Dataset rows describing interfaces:
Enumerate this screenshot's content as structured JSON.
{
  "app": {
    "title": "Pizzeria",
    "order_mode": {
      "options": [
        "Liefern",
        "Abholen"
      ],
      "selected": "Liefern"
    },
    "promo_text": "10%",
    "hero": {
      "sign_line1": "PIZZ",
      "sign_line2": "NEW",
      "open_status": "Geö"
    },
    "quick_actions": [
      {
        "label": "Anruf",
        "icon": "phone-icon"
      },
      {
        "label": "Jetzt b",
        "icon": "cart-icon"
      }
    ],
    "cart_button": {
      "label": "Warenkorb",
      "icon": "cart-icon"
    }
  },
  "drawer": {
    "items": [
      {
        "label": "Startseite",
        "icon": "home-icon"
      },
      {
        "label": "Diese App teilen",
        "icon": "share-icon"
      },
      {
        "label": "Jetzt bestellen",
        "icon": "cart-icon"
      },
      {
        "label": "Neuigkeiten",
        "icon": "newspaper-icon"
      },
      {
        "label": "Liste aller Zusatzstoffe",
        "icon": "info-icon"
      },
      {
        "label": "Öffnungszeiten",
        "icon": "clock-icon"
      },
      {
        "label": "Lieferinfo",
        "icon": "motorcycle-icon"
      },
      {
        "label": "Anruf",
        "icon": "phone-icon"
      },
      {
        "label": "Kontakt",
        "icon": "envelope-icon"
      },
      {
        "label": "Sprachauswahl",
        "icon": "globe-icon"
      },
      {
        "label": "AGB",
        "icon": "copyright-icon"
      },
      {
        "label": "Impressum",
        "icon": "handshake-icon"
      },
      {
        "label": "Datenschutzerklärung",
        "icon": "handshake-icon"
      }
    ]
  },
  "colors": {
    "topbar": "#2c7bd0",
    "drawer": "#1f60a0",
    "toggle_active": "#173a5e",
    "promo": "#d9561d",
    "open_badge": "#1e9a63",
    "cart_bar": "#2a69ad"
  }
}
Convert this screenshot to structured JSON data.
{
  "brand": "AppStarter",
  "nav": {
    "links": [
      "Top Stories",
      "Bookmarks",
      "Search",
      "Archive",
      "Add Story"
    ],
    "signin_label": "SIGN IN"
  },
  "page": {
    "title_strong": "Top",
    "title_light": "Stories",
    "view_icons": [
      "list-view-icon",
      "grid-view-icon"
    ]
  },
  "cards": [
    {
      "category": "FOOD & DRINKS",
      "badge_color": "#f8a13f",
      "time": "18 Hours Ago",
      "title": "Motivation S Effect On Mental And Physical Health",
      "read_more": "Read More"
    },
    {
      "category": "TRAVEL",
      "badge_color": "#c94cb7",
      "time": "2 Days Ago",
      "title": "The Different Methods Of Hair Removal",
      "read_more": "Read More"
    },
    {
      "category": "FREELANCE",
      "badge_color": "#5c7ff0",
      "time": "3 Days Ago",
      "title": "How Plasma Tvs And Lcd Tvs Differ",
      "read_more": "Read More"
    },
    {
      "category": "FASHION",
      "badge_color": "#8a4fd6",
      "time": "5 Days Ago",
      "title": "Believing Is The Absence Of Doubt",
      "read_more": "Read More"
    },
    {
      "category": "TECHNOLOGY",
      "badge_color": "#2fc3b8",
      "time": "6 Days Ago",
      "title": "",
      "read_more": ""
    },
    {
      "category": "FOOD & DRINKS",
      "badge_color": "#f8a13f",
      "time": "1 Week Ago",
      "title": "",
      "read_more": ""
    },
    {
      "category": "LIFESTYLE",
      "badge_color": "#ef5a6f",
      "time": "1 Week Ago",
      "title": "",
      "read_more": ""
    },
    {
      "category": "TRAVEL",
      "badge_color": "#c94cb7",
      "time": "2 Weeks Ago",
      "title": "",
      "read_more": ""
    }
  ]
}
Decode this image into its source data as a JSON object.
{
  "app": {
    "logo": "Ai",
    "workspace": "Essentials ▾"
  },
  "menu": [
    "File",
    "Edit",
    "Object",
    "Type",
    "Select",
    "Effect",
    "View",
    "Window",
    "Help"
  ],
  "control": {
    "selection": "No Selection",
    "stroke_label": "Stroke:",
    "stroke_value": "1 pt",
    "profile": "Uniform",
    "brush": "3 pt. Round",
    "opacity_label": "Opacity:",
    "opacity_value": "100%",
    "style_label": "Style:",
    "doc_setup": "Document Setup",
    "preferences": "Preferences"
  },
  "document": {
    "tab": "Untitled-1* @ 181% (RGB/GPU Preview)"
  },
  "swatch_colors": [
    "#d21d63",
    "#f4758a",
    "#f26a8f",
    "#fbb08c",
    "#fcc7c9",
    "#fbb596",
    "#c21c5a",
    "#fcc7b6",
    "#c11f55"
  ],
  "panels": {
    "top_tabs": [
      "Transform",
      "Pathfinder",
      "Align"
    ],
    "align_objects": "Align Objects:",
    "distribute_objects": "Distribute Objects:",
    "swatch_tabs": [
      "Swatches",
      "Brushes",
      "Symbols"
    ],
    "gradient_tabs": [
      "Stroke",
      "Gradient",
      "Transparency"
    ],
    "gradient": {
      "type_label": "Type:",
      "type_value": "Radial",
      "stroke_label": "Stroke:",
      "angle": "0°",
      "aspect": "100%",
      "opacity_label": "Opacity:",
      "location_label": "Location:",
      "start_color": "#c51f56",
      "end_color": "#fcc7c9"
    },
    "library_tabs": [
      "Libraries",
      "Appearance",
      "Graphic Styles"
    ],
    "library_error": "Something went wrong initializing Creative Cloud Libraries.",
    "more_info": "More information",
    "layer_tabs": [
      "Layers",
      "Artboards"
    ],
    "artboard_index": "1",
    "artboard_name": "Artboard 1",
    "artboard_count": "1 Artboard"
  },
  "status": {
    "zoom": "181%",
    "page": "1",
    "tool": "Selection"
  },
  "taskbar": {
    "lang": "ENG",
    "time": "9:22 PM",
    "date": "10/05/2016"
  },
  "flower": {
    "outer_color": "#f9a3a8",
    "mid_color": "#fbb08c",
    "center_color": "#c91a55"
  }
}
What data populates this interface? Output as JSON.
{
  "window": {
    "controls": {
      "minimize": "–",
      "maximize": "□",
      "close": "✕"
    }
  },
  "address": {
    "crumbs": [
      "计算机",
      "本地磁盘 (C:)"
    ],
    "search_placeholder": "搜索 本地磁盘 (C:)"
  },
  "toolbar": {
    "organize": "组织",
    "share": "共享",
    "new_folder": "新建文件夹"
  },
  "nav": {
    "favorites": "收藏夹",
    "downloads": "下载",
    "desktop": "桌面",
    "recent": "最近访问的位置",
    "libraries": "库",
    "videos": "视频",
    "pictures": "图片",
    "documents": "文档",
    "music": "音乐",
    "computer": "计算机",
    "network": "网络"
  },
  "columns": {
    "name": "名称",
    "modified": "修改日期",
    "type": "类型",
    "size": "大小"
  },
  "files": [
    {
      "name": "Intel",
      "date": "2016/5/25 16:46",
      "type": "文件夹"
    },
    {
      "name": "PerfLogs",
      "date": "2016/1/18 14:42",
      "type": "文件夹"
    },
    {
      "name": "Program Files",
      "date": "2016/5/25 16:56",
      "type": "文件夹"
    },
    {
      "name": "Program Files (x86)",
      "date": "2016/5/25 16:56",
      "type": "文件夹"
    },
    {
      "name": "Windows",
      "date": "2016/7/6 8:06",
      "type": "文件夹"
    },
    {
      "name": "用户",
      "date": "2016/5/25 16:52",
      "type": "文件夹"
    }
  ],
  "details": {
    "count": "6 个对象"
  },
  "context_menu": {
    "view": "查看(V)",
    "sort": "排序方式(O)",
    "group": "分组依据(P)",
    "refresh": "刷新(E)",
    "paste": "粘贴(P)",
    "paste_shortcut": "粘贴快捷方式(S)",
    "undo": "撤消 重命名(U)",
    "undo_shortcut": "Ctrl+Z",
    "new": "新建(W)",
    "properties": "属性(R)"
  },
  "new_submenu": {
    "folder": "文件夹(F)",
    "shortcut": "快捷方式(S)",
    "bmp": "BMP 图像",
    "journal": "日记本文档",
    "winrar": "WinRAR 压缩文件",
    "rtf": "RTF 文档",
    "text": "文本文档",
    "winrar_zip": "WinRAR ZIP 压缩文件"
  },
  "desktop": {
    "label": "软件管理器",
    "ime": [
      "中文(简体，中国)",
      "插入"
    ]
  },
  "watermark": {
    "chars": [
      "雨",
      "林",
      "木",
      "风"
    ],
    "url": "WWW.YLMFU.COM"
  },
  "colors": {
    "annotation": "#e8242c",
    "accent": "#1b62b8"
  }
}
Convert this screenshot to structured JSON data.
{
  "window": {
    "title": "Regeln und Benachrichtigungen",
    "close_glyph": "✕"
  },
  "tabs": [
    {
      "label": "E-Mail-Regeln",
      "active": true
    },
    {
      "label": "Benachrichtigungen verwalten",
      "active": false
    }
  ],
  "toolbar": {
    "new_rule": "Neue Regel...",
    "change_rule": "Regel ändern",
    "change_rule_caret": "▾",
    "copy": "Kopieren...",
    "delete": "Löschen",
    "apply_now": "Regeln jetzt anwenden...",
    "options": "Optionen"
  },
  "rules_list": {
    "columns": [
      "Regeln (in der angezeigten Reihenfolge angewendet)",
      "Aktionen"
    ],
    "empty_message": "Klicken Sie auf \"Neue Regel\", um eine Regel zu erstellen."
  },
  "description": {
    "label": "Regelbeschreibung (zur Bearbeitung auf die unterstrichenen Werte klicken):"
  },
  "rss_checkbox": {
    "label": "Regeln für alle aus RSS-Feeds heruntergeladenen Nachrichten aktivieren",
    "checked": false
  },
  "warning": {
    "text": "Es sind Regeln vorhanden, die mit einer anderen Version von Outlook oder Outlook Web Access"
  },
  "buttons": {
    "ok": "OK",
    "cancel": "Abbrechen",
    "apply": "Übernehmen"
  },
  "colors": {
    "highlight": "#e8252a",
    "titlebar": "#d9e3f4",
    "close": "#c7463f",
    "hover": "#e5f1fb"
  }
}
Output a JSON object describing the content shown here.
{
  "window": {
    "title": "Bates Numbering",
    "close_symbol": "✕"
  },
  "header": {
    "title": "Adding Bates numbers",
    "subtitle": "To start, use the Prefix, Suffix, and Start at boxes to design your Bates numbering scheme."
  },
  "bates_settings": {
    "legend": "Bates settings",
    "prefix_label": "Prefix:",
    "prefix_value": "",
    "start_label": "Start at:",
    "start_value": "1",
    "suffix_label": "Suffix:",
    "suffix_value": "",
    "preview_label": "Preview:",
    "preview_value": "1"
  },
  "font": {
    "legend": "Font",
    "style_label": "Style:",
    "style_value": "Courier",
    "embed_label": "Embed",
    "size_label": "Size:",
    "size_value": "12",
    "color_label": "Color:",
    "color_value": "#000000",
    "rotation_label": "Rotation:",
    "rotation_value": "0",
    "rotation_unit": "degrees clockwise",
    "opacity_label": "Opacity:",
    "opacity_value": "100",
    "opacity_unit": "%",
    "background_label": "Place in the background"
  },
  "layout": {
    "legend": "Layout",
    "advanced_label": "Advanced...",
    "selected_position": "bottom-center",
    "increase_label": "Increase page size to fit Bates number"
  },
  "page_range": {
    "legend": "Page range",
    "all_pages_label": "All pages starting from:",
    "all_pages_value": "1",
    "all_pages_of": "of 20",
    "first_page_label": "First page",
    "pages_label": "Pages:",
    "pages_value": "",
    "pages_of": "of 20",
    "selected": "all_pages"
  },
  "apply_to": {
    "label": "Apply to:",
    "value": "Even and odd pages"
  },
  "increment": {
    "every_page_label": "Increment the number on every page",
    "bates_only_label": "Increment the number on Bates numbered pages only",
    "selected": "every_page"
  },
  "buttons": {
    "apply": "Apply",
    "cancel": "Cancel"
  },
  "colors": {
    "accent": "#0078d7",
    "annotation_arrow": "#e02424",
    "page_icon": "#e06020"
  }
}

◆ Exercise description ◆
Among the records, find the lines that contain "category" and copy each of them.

◆ Solution to the exercise ◆
      "category": "FOOD & DRINKS",
      "category": "TRAVEL",
      "category": "FREELANCE",
      "category": "FASHION",
      "category": "TECHNOLOGY",
      "category": "FOOD & DRINKS",
      "category": "LIFESTYLE",
      "category": "TRAVEL",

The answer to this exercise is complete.